I washed back the last sip of my second beer and hit the play button on this little gem of a clip. Cynicism and skepticism oozing from my pores, I pursed my lips and braced myself for 3 minutes and 13 seconds of getting dumber, just to see if it would really happen. It did. I couldn't have been 30 seconds in when I started Lol'ing and totally durr'ing out to cats fitting in fish bowls, swinging around on fans, attacking infants, and walking on their front paws or hooves or whatever the shit cats have attached to the end of their front legs.

Watching this cat walk on it's front legs made me dumber and I liked it.

This rig has gone viral! If you haven't seen it, you will, because I promise you won't be able to resist the urge to click on this link right here. That shit was funny wasn't it? You found yourself entertained didn't you?

That's why I put a lot more credence in Comedy Central, John Stewart, Steven Colbert and Tosh.O than I do Fox News, CNN, or the New York Times. If you really want to put your finger on the pulse of a nation, you tune in to their social networking and see where they actually spend their time. Call it sad, but I sure as hell would rather sit through the Daily Show than read a New York Times article, even if it's another 'inspirational' story about someone climbing some wall. Show me the cat riding the ceiling fan, you know what I mean?

When I heard that a climbing video was going to be featured on Comedy Central's Tosh. O tomorrow night, I knew that climbing has gone beyond mainstream into the world of 'viral.' Tosh's whole spiel is based on viral videos. He finds these videos of people totally 'failing' and making fools of themselves on the world's computer screens. Then he gives them the opportunity for 'web redemption,' by recreating the moment that led to their humiliating demise and offering them the chance to create a different outcome.  

The original pants-shitting video "Boogie 'til You Poop."

In this case, Tosh has picked up on the viral climbing flick "Boogie 'til You Poop" in which Jason Kruk is extremely hung over, goes off-width climbing in Squamish, gets his knee stuck, shits his pants, and nearly vomits on Cedar Wright. If you struggle to put two and two together, you may remember Jason Kruk from such humorous debacles as chopping the bolts off Cerro Torre's Compressor Route, shitting his pants on Youtube, or...unfortunately, that's all anyone really knows about Jason Kruk.  

The pants-shitting video has seen 272,000 views, which means that every climber has watched it at least three times. The only thing that would make this video funnier is if Jason actually puked on Cedar Wright. Other than that, it's solid gold. Here's the original video, and here's the preview for the Tosh. O episode that airs tomorrow night (July 24, 2012) on Comedy Central at 10:00 P.M.

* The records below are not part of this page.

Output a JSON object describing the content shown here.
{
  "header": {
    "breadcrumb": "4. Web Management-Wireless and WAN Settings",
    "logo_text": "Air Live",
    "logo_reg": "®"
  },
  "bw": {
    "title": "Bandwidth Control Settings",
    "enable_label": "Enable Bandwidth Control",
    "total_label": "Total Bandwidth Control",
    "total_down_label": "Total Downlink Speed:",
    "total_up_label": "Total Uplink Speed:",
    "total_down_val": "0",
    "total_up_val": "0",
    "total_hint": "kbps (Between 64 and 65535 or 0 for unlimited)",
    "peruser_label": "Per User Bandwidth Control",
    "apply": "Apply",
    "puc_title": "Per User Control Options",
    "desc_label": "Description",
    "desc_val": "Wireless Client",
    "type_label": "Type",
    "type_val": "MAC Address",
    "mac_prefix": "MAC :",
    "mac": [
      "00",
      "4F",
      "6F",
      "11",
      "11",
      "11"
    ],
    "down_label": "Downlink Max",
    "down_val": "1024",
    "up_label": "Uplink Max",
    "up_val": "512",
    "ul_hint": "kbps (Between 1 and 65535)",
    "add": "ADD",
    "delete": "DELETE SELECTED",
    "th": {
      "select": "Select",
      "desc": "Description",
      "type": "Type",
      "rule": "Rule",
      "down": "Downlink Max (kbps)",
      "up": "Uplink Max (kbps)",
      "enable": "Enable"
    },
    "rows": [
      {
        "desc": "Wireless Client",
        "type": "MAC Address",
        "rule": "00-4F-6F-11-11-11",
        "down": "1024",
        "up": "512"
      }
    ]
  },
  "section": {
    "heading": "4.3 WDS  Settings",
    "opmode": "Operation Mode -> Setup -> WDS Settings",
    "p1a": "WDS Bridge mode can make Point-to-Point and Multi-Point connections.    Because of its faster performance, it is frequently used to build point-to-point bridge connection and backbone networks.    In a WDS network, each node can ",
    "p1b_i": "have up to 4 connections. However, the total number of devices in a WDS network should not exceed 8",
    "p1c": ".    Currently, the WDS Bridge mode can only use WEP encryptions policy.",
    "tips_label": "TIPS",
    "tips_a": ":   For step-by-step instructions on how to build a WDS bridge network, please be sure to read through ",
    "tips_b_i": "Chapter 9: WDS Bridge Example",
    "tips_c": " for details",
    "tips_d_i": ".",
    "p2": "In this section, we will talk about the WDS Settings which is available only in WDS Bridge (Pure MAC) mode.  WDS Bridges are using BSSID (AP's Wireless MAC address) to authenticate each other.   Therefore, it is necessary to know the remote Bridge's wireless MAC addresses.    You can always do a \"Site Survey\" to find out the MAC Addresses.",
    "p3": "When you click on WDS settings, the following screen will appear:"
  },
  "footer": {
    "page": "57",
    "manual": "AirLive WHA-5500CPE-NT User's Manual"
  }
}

Jason Kruk on left, speaks with Daniel Tosh who is wearing a down suit, presumably because he believes climbers wear down suits to get up Everest and also to avoid diarrhea splatter from Kruk's b-hole during his 'web redemption.' Click for video.